• Data for processing
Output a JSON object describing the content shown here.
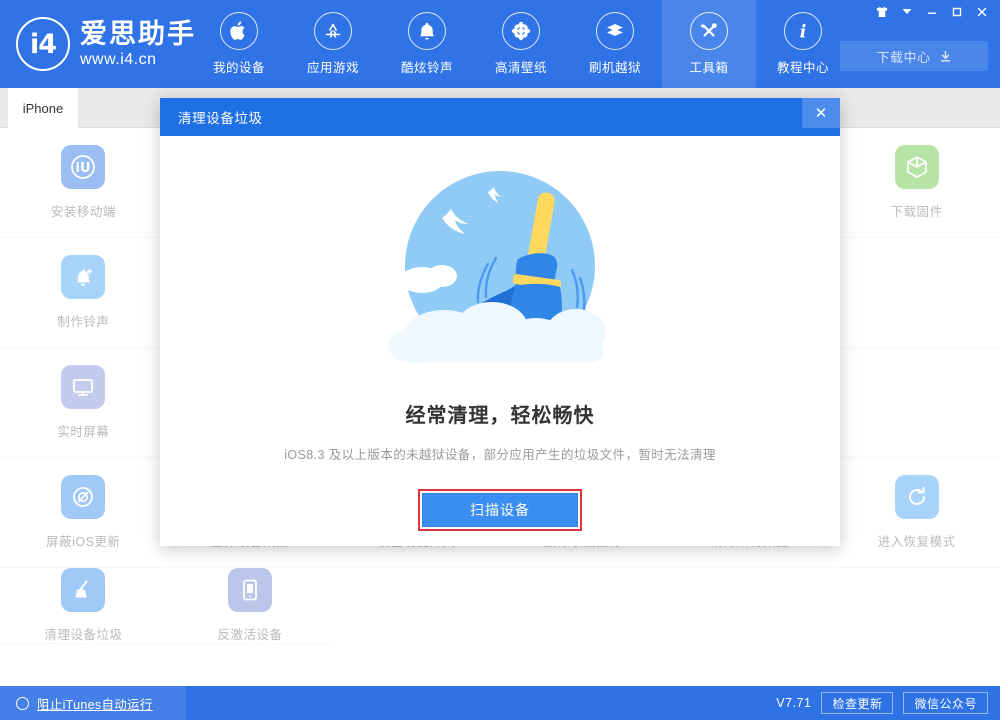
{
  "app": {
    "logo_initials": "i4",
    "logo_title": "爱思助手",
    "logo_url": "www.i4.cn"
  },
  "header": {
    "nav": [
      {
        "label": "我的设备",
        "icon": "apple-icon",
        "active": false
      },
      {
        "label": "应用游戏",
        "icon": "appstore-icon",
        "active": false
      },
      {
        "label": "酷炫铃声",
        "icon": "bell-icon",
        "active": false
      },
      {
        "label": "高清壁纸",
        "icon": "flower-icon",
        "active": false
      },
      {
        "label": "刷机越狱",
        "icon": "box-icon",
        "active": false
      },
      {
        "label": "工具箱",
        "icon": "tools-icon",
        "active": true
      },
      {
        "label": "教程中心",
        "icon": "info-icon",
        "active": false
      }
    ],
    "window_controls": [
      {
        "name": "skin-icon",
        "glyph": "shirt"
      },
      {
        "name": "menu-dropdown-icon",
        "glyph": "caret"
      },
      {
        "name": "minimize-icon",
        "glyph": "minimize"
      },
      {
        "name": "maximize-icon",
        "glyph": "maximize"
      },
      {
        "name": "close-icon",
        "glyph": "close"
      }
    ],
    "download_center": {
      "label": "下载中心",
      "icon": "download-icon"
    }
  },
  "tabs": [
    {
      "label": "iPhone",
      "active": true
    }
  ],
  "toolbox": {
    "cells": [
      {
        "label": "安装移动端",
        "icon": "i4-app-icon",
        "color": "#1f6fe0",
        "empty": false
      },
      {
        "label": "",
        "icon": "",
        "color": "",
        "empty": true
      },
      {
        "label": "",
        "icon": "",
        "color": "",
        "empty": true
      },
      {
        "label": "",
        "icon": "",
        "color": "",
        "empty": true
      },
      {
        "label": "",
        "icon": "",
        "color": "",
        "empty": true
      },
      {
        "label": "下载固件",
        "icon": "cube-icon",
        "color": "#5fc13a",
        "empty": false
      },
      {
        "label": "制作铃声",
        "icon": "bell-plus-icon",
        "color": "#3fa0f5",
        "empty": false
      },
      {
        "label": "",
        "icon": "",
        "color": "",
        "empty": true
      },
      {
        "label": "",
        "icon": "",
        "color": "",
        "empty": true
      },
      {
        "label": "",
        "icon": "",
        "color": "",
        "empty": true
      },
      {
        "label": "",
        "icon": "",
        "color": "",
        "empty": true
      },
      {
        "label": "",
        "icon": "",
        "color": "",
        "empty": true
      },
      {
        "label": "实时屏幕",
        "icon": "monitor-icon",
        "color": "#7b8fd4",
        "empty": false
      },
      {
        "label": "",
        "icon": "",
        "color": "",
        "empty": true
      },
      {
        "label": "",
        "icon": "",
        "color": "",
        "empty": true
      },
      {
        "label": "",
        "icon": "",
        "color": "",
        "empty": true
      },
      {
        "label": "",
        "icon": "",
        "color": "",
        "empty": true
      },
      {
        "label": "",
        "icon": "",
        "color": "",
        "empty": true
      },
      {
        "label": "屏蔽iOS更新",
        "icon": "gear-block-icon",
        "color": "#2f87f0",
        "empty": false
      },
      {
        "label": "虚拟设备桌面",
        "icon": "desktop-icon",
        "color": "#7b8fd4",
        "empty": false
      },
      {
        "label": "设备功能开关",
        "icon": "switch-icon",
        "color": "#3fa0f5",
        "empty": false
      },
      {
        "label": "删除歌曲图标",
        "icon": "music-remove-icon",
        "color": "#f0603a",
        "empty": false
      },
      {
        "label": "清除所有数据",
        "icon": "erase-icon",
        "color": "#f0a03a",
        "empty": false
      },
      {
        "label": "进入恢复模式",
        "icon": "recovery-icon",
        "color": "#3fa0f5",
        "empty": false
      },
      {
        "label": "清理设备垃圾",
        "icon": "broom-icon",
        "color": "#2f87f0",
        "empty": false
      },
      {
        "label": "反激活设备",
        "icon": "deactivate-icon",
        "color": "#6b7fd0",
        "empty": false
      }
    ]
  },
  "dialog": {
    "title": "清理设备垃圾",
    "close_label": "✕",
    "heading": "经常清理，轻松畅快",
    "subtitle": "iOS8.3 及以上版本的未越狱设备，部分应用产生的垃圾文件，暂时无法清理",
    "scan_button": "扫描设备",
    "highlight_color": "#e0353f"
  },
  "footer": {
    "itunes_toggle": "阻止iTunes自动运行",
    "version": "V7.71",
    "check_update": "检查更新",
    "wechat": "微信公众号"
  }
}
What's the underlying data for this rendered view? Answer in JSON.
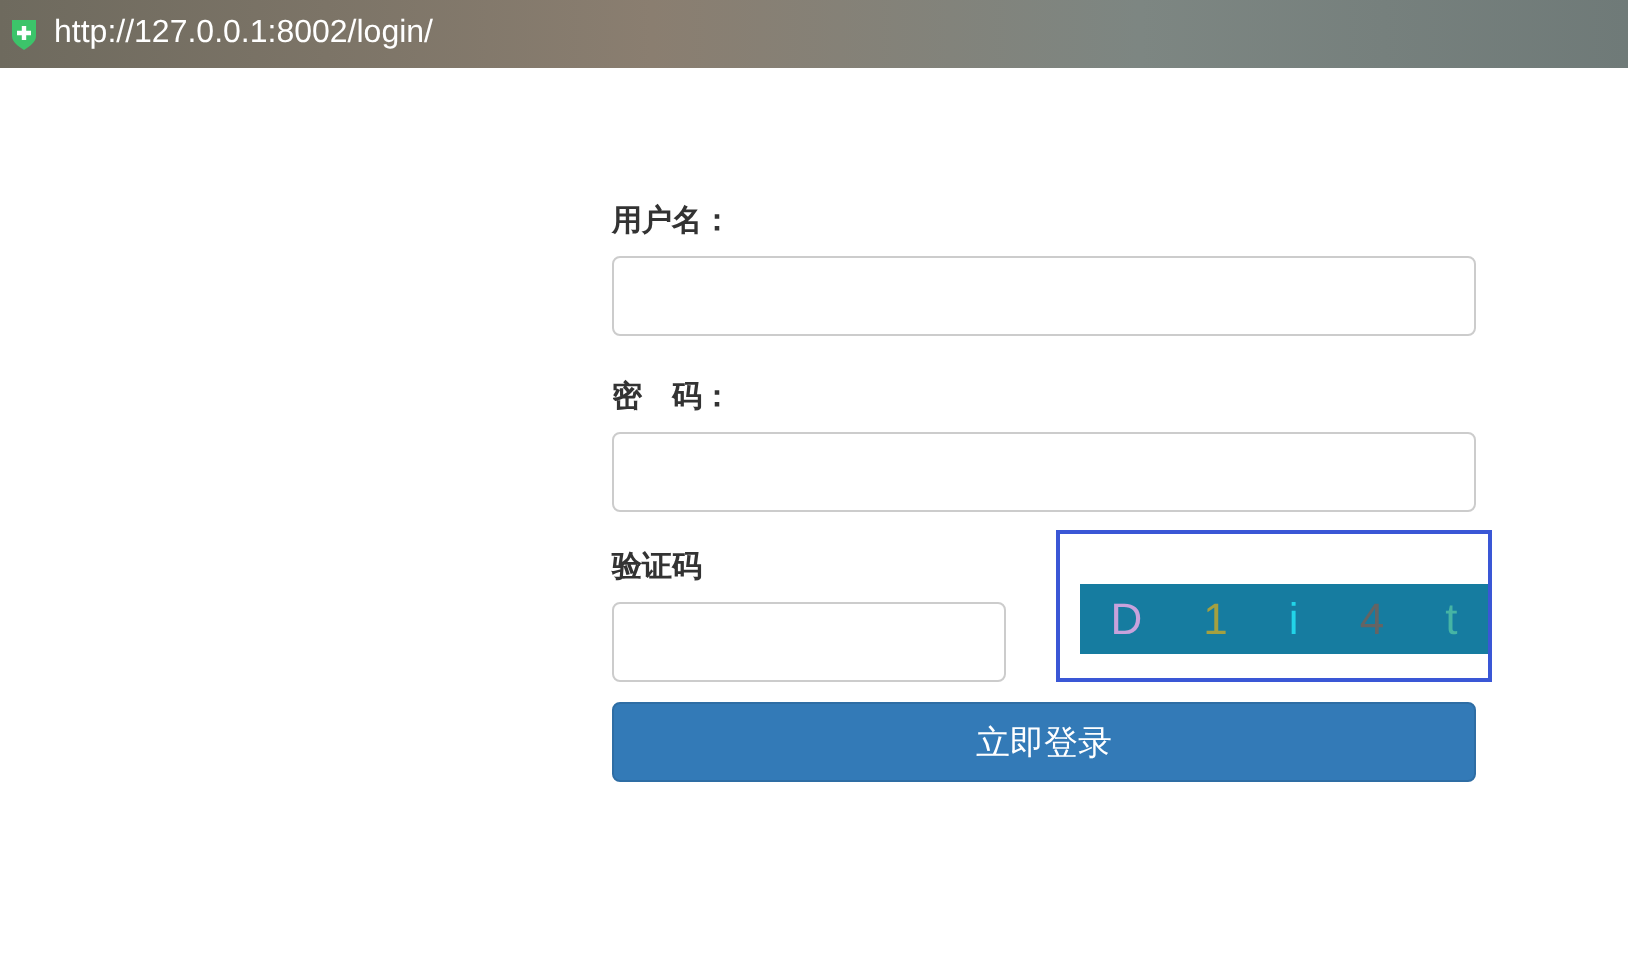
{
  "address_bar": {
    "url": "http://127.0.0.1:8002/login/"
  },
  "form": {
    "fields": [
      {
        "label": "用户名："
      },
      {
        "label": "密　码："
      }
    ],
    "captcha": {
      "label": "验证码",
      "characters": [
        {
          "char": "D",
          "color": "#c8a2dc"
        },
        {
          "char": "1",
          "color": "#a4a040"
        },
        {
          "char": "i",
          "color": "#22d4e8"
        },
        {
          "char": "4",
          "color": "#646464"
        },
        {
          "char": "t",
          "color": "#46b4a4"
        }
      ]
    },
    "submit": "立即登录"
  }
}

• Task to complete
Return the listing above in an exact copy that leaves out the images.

• Written response
Output a JSON object describing the content shown here.
{
  "app": {
    "logo_initials": "i4",
    "logo_title": "爱思助手",
    "logo_url": "www.i4.cn"
  },
  "header": {
    "nav": [
      {
        "label": "我的设备",
        "icon": "apple-icon",
        "active": false
      },
      {
        "label": "应用游戏",
        "icon": "appstore-icon",
        "active": false
      },
      {
        "label": "酷炫铃声",
        "icon": "bell-icon",
        "active": false
      },
      {
        "label": "高清壁纸",
        "icon": "flower-icon",
        "active": false
      },
      {
        "label": "刷机越狱",
        "icon": "box-icon",
        "active": false
      },
      {
        "label": "工具箱",
        "icon": "tools-icon",
        "active": true
      },
      {
        "label": "教程中心",
        "icon": "info-icon",
        "active": false
      }
    ],
    "window_controls": [
      {
        "name": "skin-icon",
        "glyph": "shirt"
      },
      {
        "name": "menu-dropdown-icon",
        "glyph": "caret"
      },
      {
        "name": "minimize-icon",
        "glyph": "minimize"
      },
      {
        "name": "maximize-icon",
        "glyph": "maximize"
      },
      {
        "name": "close-icon",
        "glyph": "close"
      }
    ],
    "download_center": {
      "label": "下载中心",
      "icon": "download-icon"
    }
  },
  "tabs": [
    {
      "label": "iPhone",
      "active": true
    }
  ],
  "toolbox": {
    "cells": [
      {
        "label": "安装移动端",
        "icon": "i4-app-icon",
        "color": "#1f6fe0",
        "empty": false
      },
      {
        "label": "",
        "icon": "",
        "color": "",
        "empty": true
      },
      {
        "label": "",
        "icon": "",
        "color": "",
        "empty": true
      },
      {
        "label": "",
        "icon": "",
        "color": "",
        "empty": true
      },
      {
        "label": "",
        "icon": "",
        "color": "",
        "empty": true
      },
      {
        "label": "下载固件",
        "icon": "cube-icon",
        "color": "#5fc13a",
        "empty": false
      },
      {
        "label": "制作铃声",
        "icon": "bell-plus-icon",
        "color": "#3fa0f5",
        "empty": false
      },
      {
        "label": "",
        "icon": "",
        "color": "",
        "empty": true
      },
      {
        "label": "",
        "icon": "",
        "color": "",
        "empty": true
      },
      {
        "label": "",
        "icon": "",
        "color": "",
        "empty": true
      },
      {
        "label": "",
        "icon": "",
        "color": "",
        "empty": true
      },
      {
        "label": "",
        "icon": "",
        "color": "",
        "empty": true
      },
      {
        "label": "实时屏幕",
        "icon": "monitor-icon",
        "color": "#7b8fd4",
        "empty": false
      },
      {
        "label": "",
        "icon": "",
        "color": "",
        "empty": true
      },
      {
        "label": "",
        "icon": "",
        "color": "",
        "empty": true
      },
      {
        "label": "",
        "icon": "",
        "color": "",
        "empty": true
      },
      {
        "label": "",
        "icon": "",
        "color": "",
        "empty": true
      },
      {
        "label": "",
        "icon": "",
        "color": "",
        "empty": true
      },
      {
        "label": "屏蔽iOS更新",
        "icon": "gear-block-icon",
        "color": "#2f87f0",
        "empty": false
      },
      {
        "label": "虚拟设备桌面",
        "icon": "desktop-icon",
        "color": "#7b8fd4",
        "empty": false
      },
      {
        "label": "设备功能开关",
        "icon": "switch-icon",
        "color": "#3fa0f5",
        "empty": false
      },
      {
        "label": "删除歌曲图标",
        "icon": "music-remove-icon",
        "color": "#f0603a",
        "empty": false
      },
      {
        "label": "清除所有数据",
        "icon": "erase-icon",
        "color": "#f0a03a",
        "empty": false
      },
      {
        "label": "进入恢复模式",
        "icon": "recovery-icon",
        "color": "#3fa0f5",
        "empty": false
      },
      {
        "label": "清理设备垃圾",
        "icon": "broom-icon",
        "color": "#2f87f0",
        "empty": false
      },
      {
        "label": "反激活设备",
        "icon": "deactivate-icon",
        "color": "#6b7fd0",
        "empty": false
      }
    ]
  },
  "dialog": {
    "title": "清理设备垃圾",
    "close_label": "✕",
    "heading": "经常清理，轻松畅快",
    "subtitle": "iOS8.3 及以上版本的未越狱设备，部分应用产生的垃圾文件，暂时无法清理",
    "scan_button": "扫描设备",
    "highlight_color": "#e0353f"
  },
  "footer": {
    "itunes_toggle": "阻止iTunes自动运行",
    "version": "V7.71",
    "check_update": "检查更新",
    "wechat": "微信公众号"
  }
}
What's the underlying data for this rendered view? Answer in JSON.
{
  "address_bar": {
    "url": "http://127.0.0.1:8002/login/"
  },
  "form": {
    "fields": [
      {
        "label": "用户名："
      },
      {
        "label": "密　码："
      }
    ],
    "captcha": {
      "label": "验证码",
      "characters": [
        {
          "char": "D",
          "color": "#c8a2dc"
        },
        {
          "char": "1",
          "color": "#a4a040"
        },
        {
          "char": "i",
          "color": "#22d4e8"
        },
        {
          "char": "4",
          "color": "#646464"
        },
        {
          "char": "t",
          "color": "#46b4a4"
        }
      ]
    },
    "submit": "立即登录"
  }
}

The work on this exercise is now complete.